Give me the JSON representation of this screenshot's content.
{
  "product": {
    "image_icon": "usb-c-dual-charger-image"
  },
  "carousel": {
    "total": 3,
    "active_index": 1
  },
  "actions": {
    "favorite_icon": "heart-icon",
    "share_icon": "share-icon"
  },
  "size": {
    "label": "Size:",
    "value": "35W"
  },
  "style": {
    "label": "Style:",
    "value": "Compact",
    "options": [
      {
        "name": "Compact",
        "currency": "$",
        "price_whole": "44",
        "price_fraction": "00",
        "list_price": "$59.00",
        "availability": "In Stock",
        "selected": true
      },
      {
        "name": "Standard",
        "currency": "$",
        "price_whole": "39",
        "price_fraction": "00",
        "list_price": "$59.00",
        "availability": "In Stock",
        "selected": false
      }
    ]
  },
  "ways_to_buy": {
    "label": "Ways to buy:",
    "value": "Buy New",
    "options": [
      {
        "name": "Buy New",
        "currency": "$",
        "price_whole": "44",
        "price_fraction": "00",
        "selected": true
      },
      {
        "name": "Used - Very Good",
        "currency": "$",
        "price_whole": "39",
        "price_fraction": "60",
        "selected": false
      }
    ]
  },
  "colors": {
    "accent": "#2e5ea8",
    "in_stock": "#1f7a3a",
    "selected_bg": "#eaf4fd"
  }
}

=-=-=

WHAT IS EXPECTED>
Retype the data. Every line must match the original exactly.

TASK SOLUTION>
Give me the JSON representation of this screenshot's content.
{
  "product": {
    "image_icon": "usb-c-dual-charger-image"
  },
  "carousel": {
    "total": 3,
    "active_index": 1
  },
  "actions": {
    "favorite_icon": "heart-icon",
    "share_icon": "share-icon"
  },
  "size": {
    "label": "Size:",
    "value": "35W"
  },
  "style": {
    "label": "Style:",
    "value": "Compact",
    "options": [
      {
        "name": "Compact",
        "currency": "$",
        "price_whole": "44",
        "price_fraction": "00",
        "list_price": "$59.00",
        "availability": "In Stock",
        "selected": true
      },
      {
        "name": "Standard",
        "currency": "$",
        "price_whole": "39",
        "price_fraction": "00",
        "list_price": "$59.00",
        "availability": "In Stock",
        "selected": false
      }
    ]
  },
  "ways_to_buy": {
    "label": "Ways to buy:",
    "value": "Buy New",
    "options": [
      {
        "name": "Buy New",
        "currency": "$",
        "price_whole": "44",
        "price_fraction": "00",
        "selected": true
      },
      {
        "name": "Used - Very Good",
        "currency": "$",
        "price_whole": "39",
        "price_fraction": "60",
        "selected": false
      }
    ]
  },
  "colors": {
    "accent": "#2e5ea8",
    "in_stock": "#1f7a3a",
    "selected_bg": "#eaf4fd"
  }
}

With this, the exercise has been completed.